- **WORK INSTRUCTIONS**:
Show every line of the data below that includes the word "title".

THE INPUT Block Start

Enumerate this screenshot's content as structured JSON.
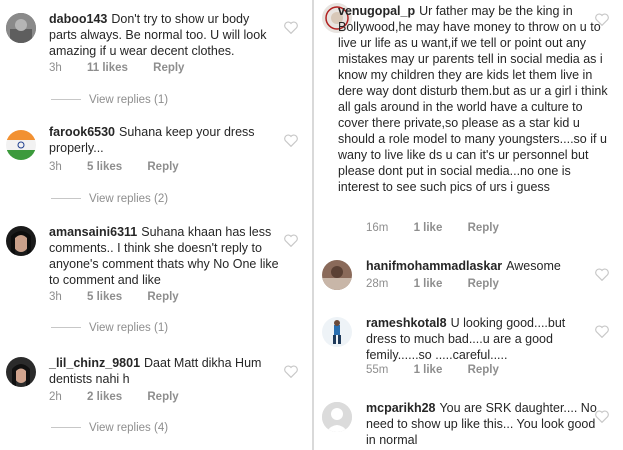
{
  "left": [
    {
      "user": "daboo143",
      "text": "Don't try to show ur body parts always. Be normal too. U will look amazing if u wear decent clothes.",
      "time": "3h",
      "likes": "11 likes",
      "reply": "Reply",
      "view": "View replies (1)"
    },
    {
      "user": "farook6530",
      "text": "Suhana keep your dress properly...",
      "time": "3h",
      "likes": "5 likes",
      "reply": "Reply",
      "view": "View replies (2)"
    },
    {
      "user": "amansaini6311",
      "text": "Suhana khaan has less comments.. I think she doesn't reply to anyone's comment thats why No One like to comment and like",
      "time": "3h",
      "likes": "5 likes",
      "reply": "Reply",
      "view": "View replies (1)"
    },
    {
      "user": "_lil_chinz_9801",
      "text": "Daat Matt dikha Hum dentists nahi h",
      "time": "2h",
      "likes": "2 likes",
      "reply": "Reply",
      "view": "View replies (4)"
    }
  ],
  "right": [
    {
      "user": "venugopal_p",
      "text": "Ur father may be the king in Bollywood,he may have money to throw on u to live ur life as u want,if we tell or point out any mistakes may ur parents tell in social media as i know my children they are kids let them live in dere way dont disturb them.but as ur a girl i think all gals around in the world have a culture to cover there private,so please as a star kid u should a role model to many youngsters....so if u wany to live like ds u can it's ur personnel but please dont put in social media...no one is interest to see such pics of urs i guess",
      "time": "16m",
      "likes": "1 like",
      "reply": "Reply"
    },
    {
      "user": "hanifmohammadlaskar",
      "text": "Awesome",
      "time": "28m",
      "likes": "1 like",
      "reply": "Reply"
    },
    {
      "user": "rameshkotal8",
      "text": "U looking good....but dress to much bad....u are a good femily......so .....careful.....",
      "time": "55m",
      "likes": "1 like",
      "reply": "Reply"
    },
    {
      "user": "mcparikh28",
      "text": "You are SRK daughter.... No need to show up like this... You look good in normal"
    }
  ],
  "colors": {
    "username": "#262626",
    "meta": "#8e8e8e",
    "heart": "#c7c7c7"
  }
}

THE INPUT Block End
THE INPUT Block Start

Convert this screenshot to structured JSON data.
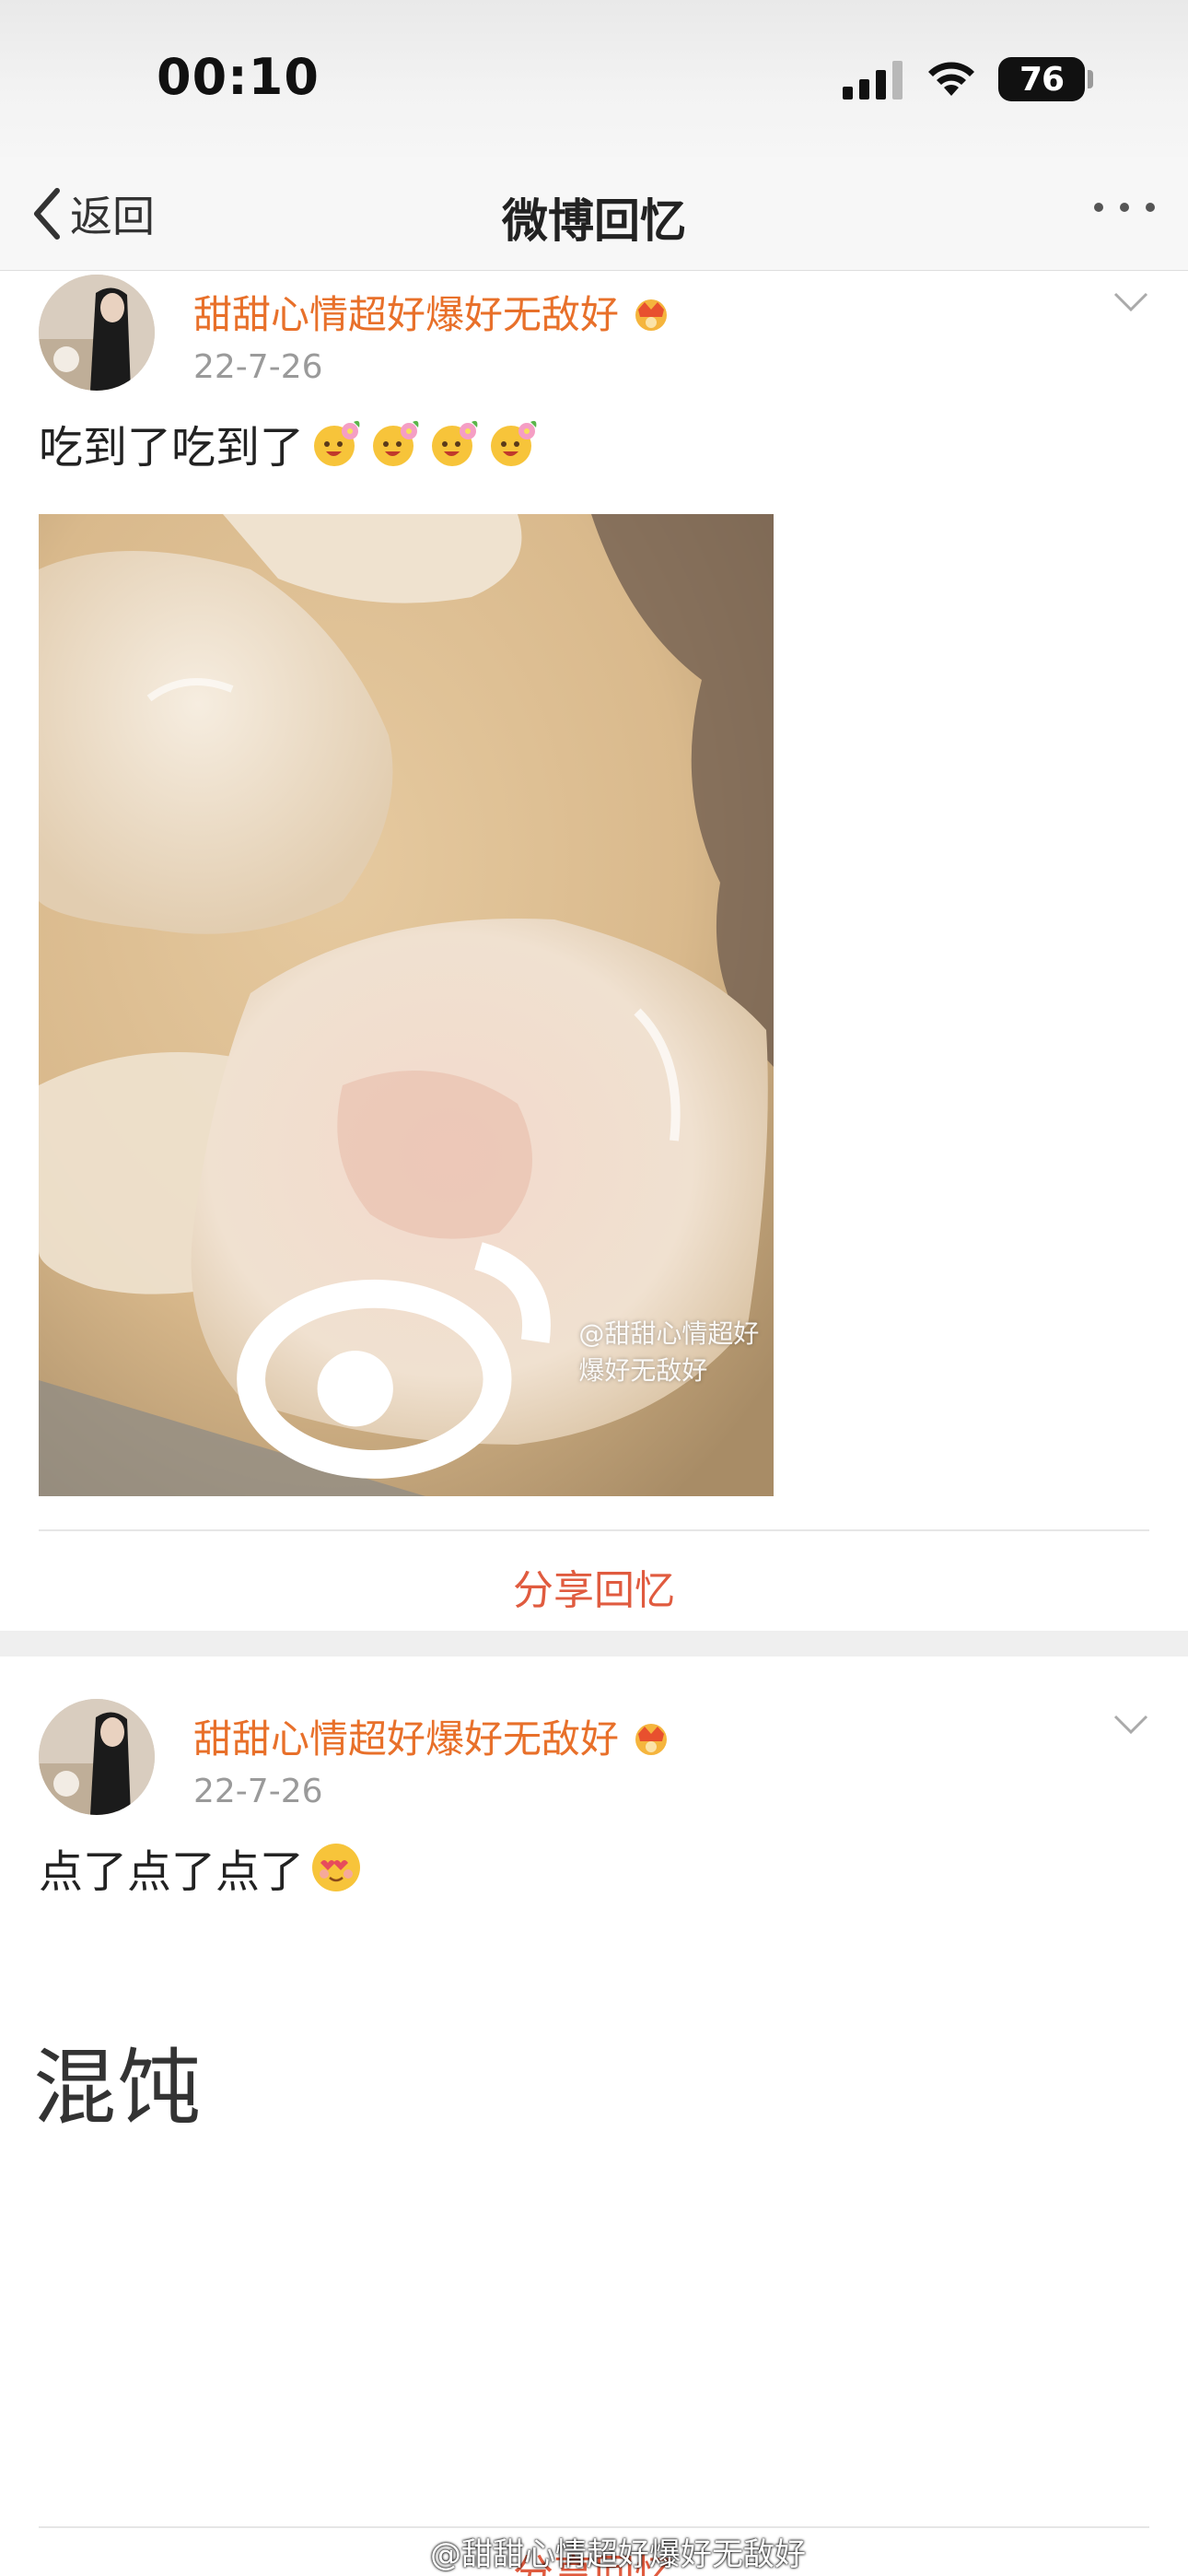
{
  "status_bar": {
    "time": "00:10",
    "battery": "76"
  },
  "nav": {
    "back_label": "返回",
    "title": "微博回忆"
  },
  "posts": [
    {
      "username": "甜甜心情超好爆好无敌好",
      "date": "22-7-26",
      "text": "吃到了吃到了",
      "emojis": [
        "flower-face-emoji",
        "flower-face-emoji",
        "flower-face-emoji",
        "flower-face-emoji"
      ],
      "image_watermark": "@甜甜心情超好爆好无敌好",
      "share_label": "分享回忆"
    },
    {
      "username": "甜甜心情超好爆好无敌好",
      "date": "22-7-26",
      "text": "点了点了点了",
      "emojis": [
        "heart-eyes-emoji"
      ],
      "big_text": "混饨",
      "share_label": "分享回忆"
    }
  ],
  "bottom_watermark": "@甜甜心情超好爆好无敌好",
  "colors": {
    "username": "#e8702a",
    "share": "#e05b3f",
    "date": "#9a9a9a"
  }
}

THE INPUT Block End
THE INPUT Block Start

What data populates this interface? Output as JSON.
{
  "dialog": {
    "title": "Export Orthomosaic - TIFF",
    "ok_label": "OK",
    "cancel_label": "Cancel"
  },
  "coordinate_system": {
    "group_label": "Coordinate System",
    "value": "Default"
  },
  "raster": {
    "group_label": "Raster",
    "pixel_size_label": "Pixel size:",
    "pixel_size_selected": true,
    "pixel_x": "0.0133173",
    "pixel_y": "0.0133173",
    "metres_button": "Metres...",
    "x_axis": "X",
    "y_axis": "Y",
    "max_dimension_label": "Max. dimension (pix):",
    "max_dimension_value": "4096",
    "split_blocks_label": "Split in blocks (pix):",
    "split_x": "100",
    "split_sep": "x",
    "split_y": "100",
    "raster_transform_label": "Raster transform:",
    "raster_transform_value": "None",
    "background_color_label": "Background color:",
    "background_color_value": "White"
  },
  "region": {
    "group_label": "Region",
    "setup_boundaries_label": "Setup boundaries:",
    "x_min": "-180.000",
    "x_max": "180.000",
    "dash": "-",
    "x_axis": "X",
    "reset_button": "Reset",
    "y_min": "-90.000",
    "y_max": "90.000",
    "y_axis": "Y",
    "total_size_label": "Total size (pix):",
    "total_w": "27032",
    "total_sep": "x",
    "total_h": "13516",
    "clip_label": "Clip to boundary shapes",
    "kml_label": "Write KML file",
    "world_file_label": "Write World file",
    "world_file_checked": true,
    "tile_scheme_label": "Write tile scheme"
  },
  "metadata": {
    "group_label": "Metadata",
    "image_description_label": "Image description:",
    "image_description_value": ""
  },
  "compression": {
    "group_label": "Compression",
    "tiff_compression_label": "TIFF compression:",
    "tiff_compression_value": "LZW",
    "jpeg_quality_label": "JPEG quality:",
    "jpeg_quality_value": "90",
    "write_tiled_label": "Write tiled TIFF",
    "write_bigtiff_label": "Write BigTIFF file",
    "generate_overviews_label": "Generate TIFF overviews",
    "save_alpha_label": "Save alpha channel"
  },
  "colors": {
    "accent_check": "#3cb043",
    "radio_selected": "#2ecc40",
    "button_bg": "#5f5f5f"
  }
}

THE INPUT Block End

- **RESPONSE BOX**:
    "title": "微博回忆"
    "title": "Export Orthomosaic - TIFF",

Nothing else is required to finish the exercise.